▸ **Your instructions**
Which lines in the records below hold the word "numbers"? Copy each of them.

▸ **Records shown**
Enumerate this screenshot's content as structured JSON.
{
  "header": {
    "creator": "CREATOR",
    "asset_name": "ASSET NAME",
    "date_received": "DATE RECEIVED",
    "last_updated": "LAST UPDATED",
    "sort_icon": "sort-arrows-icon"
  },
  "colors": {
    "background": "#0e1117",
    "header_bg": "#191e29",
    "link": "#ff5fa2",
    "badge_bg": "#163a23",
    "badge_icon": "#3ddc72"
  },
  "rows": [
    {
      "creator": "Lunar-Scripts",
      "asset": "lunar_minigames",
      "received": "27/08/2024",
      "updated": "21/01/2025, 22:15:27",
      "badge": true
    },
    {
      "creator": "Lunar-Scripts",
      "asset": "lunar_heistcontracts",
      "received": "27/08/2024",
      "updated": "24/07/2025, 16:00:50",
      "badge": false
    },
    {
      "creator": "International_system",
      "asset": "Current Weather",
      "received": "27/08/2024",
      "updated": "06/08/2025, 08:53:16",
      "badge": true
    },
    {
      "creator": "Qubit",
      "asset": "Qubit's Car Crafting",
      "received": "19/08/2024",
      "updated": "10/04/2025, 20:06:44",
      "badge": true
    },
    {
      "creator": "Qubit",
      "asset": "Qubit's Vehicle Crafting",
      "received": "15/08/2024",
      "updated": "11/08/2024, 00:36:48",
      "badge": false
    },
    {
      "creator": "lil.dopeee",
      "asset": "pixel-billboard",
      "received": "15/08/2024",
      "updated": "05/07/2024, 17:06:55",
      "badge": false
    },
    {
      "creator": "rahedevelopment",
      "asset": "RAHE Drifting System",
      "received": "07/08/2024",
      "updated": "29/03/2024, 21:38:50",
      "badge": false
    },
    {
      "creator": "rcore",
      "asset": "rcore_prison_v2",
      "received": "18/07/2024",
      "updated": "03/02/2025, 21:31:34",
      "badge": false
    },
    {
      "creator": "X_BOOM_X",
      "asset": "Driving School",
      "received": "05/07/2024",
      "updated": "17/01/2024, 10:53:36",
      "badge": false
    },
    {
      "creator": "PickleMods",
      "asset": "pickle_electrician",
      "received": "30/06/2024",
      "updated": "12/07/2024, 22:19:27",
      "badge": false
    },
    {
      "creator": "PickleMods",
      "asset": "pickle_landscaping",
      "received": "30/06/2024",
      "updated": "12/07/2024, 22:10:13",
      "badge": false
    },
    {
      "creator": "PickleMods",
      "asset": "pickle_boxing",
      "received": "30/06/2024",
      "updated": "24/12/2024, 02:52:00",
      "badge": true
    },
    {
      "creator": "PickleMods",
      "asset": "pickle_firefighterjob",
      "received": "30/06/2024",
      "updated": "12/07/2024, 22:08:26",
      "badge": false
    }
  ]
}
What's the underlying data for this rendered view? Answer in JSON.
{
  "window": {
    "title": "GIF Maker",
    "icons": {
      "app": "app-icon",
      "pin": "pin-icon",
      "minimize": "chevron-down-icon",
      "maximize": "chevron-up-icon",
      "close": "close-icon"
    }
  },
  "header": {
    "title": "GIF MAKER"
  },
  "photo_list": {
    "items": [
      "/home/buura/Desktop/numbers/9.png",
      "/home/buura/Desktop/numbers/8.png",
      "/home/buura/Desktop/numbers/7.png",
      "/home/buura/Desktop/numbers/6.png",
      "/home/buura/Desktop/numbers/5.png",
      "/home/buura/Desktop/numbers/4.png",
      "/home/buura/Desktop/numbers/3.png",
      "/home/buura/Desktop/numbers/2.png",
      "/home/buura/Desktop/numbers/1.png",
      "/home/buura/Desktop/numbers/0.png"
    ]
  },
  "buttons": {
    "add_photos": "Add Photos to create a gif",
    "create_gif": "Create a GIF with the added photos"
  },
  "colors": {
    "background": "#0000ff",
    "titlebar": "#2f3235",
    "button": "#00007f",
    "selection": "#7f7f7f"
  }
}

▸ **Exercise solution**
      "/home/buura/Desktop/numbers/9.png",
      "/home/buura/Desktop/numbers/8.png",
      "/home/buura/Desktop/numbers/7.png",
      "/home/buura/Desktop/numbers/6.png",
      "/home/buura/Desktop/numbers/5.png",
      "/home/buura/Desktop/numbers/4.png",
      "/home/buura/Desktop/numbers/3.png",
      "/home/buura/Desktop/numbers/2.png",
      "/home/buura/Desktop/numbers/1.png",
      "/home/buura/Desktop/numbers/0.png"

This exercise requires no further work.